Young Slovenians are the biggest collective victims of the first-class citizens and their politics of exclusion. During our presidency of the European Council and the Council of Europe, we have systematically trained a few hundreds of young Slovenians coming from all business profiles. They followed the work of governments and ministries of different EU member states and studied good practices across different areas of expertise. The wide range of good practices represents one of the greatest assets of the EU. And while there isn’t a country in the EU where everything would function flawlessly, one can always find exceptionally good experiences. The methodically regulated public healthcare system in the Netherlands, the de-bureaucratised administration in the United Kingdom, the regulated social dialogue in Germany, the effective system of public procurement in Austria are just some of the aforementioned good practices … We have assembled an enormous wealth of extremely useful practical knowledge with the possibility of immediate counselling from experts of each EU member state. Despite the looming crisis, in the governmental mandate 2008-2012 Slovenia could have been transformed into a country where transition was finished and an open and inclusive system would guarantee the simultaneous resolution of problems, development and justice. Namely the prosperity, which is the constitutional purpose of the Slovenian state.

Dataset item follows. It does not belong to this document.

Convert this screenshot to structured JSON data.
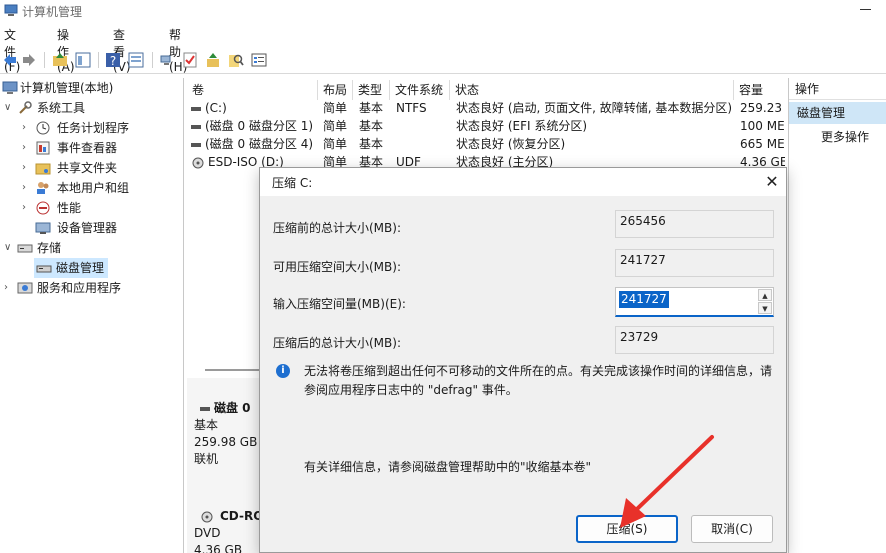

The administration of Slovenian state, tested by the reforms necessary to join EU, NATO, EMU and the Schengen area, was at that time capable of carrying out that accomplishment with the help of the available EU funds. And today? We can only feel sorry for ourselves. The abuse of the rule of law has been initiated under the name of Patria. The new socialist government dismissed with revulsion the wealth of knowledge, acquired during the EU presidency. Today, I cannot find a single one of those several hundred young experts, trained purposely for observing the good EU practices, because they all had to find new jobs in Brussels, Madrid, the Hague, Vienna, London … In Slovenia, they were seen as a threat to the system. There are surely some exceptions, but these were due mostly to their familial or political relations with the elite.
In the year 2009, the socialist government, instead of increasing the pace of reforms, expanded public spending by nearly one tenth, whilst experiencing record GDP downfall. All that followed were just consequences of that decision. A few years later, Slovenia lost 8% of the average EU purchasing power (from 91% to 83%) and the public debt increased from 22% of the GDP to almost 90%. At that time, the whole EU was facing the prospect of the same financial crisis. Over a span of ten years, nearly 8 billion euros were paid to various foreign financial funds for the interests of the public debt.
An enormous price was paid for the preservation of the system that upholds the power of the self-appointed elite. Because of this, Slovenia lacks transport links connecting Koroška and Bela krajina, lacks the funds to modernize its healthcare system, lacks the means to finance the second tube of the Karavanke tunnel, lacks the bypasses in numerous Slovenian towns, lacks the second railway track between Koper and Divača, lacks the means to modernize the railway in general. The average salary or pension in Slovenia is at least 250 euros lower than it could have been.
Janez Janša (61) is a Slovenian Prime Minister. Janša also led the Slovenian government from 2004 to 2008 and from 2012 to 2013. Biography of Janez Janša HERE.